[Items from an interface collection]
====================
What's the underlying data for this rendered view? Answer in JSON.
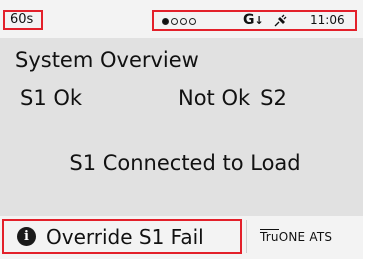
{
  "status_bar": {
    "timer": "60s",
    "page_indicator": {
      "total": 4,
      "active": 1
    },
    "generator_icon_label": "G",
    "generator_arrow": "↓",
    "time": "11:06"
  },
  "main": {
    "title": "System Overview",
    "s1_status": "S1  Ok",
    "s2_status_text": "Not Ok",
    "s2_label": "S2",
    "connection": "S1 Connected to Load"
  },
  "bottom_bar": {
    "alert_icon": "i",
    "alert_text": "Override S1 Fail",
    "brand_prefix": "Tru",
    "brand_suffix": "ONE ATS"
  },
  "colors": {
    "screen_bg": "#e1e1e1",
    "bar_bg": "#f3f3f3",
    "highlight": "#e3202a"
  },
  "icons": [
    "page-dots",
    "generator-icon",
    "plug-icon",
    "info-icon"
  ]
}
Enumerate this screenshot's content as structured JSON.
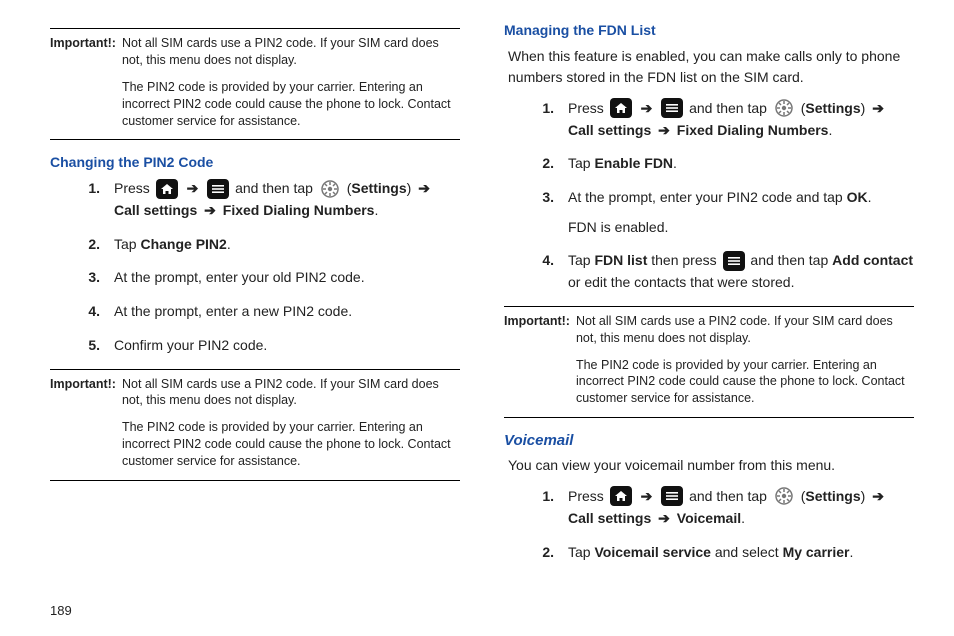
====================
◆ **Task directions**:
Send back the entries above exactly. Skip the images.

◆ **Answer area**:
What's the underlying data for this rendered view? Answer in JSON.
{
  "status_bar": {
    "timer": "60s",
    "page_indicator": {
      "total": 4,
      "active": 1
    },
    "generator_icon_label": "G",
    "generator_arrow": "↓",
    "time": "11:06"
  },
  "main": {
    "title": "System Overview",
    "s1_status": "S1  Ok",
    "s2_status_text": "Not Ok",
    "s2_label": "S2",
    "connection": "S1 Connected to Load"
  },
  "bottom_bar": {
    "alert_icon": "i",
    "alert_text": "Override S1 Fail",
    "brand_prefix": "Tru",
    "brand_suffix": "ONE ATS"
  },
  "colors": {
    "screen_bg": "#e1e1e1",
    "bar_bg": "#f3f3f3",
    "highlight": "#e3202a"
  },
  "icons": [
    "page-dots",
    "generator-icon",
    "plug-icon",
    "info-icon"
  ]
}
Enumerate this screenshot's content as structured JSON.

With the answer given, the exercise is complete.